AnsweredWestfarthing Woodworks answered 2 months ago • 
427 views1 answers0 votes
Non Toxic Wood Glue Question
AnsweredWestfarthing Woodworks answered 2 months ago • 
322 views1 answers0 votes
Exterior Wood Door Finish
AnsweredWillieOsgood answered 50 years ago • 
333 views1 answers0 votes
Tea, Vinegar and Steel Wool
AnsweredWestfarthing Woodworks answered 3 months ago • 
447 views1 answers0 votes
Wooden Whiskey “Glass” Buffing
AnsweredWestfarthing Woodworks answered 3 months ago • 
369 views1 answers0 votes
How do I Get Started in Woodworking?
OpenBrian asked 7 months ago • 

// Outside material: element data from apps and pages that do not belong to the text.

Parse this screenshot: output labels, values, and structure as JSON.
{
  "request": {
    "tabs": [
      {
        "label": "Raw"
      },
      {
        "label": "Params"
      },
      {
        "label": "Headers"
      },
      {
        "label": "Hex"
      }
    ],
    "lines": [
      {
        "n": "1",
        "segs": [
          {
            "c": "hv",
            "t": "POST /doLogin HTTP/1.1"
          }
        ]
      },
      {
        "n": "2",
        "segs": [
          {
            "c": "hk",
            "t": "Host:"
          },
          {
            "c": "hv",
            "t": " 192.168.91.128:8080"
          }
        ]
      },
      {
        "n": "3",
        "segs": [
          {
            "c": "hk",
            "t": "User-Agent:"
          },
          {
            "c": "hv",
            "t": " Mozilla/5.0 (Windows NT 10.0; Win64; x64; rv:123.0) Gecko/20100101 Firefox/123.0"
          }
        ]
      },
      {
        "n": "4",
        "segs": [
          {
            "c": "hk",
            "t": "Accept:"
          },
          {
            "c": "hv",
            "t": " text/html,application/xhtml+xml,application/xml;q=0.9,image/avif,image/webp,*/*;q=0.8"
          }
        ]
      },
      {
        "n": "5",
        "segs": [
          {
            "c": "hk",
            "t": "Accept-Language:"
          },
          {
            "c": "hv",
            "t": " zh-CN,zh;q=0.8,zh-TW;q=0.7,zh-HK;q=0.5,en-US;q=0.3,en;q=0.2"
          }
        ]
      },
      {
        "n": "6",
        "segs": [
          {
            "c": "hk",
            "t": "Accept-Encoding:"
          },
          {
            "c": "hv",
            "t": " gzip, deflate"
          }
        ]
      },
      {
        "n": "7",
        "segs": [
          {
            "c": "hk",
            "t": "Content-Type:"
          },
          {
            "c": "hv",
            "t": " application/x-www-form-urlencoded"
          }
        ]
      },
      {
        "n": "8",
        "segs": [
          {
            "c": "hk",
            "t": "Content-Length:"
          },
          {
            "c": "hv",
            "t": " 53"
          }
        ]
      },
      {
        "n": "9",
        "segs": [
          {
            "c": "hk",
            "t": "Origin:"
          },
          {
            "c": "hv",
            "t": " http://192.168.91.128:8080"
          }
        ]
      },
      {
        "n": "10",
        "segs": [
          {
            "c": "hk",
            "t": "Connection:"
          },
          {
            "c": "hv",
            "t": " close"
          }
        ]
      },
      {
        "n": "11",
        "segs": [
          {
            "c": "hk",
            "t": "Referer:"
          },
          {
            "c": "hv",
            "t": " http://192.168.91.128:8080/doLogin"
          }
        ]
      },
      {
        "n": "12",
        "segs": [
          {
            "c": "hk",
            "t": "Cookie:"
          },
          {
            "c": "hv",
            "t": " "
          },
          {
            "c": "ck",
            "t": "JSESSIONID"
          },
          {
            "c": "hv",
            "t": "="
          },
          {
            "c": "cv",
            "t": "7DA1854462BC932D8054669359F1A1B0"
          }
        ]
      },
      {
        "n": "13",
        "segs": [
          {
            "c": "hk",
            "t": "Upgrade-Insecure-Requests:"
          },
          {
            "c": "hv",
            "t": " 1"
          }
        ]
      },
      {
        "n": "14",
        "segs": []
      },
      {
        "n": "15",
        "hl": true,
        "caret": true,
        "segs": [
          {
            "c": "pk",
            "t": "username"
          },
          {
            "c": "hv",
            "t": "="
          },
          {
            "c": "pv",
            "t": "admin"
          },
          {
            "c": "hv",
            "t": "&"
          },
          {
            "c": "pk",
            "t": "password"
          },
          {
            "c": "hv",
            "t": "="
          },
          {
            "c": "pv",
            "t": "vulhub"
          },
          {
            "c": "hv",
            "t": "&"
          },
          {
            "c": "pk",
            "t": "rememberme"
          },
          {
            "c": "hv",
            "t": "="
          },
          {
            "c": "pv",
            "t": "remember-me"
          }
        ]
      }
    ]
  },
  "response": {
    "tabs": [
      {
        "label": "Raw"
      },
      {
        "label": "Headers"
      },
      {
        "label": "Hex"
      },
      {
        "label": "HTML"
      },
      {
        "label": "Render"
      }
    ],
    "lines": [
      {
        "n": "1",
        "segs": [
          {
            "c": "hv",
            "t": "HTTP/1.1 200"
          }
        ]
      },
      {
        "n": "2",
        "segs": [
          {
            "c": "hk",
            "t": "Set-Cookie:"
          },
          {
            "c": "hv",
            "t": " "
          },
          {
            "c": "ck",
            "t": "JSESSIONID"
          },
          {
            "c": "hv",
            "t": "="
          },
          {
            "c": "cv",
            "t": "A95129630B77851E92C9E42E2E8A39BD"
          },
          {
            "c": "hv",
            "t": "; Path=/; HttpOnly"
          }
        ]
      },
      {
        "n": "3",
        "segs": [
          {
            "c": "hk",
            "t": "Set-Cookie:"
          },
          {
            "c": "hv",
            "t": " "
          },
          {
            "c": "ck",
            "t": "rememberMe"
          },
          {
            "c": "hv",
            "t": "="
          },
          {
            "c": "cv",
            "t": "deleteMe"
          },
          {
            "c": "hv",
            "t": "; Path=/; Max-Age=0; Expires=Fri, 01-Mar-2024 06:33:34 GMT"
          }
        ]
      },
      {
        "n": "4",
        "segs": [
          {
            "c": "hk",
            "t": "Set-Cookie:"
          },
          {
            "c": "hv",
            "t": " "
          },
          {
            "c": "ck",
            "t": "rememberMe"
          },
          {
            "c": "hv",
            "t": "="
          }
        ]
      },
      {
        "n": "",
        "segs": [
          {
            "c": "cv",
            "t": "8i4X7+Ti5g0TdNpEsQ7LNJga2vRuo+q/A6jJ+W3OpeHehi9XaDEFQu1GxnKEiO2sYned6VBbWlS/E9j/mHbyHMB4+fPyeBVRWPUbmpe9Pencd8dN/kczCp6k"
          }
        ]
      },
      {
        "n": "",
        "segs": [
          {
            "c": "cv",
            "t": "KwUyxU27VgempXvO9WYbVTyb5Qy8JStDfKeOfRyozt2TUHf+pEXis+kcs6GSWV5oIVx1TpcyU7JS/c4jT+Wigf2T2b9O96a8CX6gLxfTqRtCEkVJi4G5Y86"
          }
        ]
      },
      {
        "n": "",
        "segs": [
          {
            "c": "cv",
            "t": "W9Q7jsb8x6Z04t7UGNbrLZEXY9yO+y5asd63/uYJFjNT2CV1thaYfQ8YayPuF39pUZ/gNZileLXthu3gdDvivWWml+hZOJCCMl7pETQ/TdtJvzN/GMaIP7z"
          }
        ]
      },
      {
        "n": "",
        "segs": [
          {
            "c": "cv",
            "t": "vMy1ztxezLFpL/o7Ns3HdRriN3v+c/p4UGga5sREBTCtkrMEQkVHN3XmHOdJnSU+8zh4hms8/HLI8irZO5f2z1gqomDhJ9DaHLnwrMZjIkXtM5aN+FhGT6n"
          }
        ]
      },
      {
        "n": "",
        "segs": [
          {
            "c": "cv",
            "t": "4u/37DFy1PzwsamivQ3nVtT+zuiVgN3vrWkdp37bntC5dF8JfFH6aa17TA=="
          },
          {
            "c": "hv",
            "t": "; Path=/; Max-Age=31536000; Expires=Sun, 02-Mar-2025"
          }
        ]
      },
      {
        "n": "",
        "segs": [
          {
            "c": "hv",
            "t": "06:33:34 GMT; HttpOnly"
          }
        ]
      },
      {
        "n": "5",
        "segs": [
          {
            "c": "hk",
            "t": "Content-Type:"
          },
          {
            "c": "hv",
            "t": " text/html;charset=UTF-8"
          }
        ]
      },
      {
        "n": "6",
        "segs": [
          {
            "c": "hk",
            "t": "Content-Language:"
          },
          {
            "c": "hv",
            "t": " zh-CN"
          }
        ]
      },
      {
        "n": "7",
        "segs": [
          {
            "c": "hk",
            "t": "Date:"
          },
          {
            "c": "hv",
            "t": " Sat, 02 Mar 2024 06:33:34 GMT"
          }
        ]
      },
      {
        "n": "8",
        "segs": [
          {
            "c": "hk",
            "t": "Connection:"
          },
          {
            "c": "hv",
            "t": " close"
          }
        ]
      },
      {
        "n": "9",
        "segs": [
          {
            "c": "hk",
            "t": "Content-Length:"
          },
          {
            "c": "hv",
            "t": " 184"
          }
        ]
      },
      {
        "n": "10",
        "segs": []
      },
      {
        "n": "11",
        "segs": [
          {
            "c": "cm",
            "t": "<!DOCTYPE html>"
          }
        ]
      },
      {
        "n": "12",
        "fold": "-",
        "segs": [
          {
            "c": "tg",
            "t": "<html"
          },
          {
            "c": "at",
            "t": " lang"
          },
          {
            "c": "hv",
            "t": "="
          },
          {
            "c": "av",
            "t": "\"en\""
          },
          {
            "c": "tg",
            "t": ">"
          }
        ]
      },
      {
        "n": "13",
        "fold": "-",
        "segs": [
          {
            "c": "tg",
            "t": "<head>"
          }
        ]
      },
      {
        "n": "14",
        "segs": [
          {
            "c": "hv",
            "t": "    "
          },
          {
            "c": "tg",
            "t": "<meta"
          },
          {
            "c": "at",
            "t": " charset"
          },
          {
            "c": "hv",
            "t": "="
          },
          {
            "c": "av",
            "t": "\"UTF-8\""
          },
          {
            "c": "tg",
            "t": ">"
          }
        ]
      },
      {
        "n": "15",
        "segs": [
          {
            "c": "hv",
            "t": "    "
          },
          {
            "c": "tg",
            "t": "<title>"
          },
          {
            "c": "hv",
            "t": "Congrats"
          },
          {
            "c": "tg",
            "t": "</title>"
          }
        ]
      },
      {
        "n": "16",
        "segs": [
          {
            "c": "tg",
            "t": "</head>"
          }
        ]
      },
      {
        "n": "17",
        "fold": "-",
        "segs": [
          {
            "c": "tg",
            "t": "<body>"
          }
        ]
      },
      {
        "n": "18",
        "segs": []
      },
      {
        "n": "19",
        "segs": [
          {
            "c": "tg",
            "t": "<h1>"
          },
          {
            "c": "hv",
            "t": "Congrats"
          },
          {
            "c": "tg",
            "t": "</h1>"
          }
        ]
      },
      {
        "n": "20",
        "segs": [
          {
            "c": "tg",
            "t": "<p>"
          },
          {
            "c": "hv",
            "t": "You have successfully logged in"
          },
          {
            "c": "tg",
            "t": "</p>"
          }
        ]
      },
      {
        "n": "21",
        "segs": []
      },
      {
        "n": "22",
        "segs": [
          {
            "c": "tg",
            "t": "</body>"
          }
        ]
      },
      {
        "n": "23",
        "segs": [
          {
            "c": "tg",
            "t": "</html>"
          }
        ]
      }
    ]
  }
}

182 views0 answers0 votes
Where can I learn some basic hand tool woodworking techniques?
AnsweredBrian answered 6 months ago • 
375 views1 answers0 votes
Can I learn to use chisels on wood by myself?
AnsweredBrian answered 6 months ago • 
378 views1 answers0 votes
My First Mold
AnsweredWestfarthing Woodworks answered 5 months ago • 
405 views1 answers0 votes
Ordering a Catalog?
AnsweredWestfarthing Woodworks answered 6 months ago • 
427 views1 answers0 votes
My Forstner Bit Seems to Wander
AnsweredWestfarthing Woodworks answered 6 months ago • 
443 views1 answers0 votes

An Exclusive Member of Mediavine Home

Westfarthing Woodworks LLC is a participant in the Amazon Services LLC Associates Program, an affiliate advertising program designed to provide a means for us to earn fees by linking to Amazon.com and affiliated sites.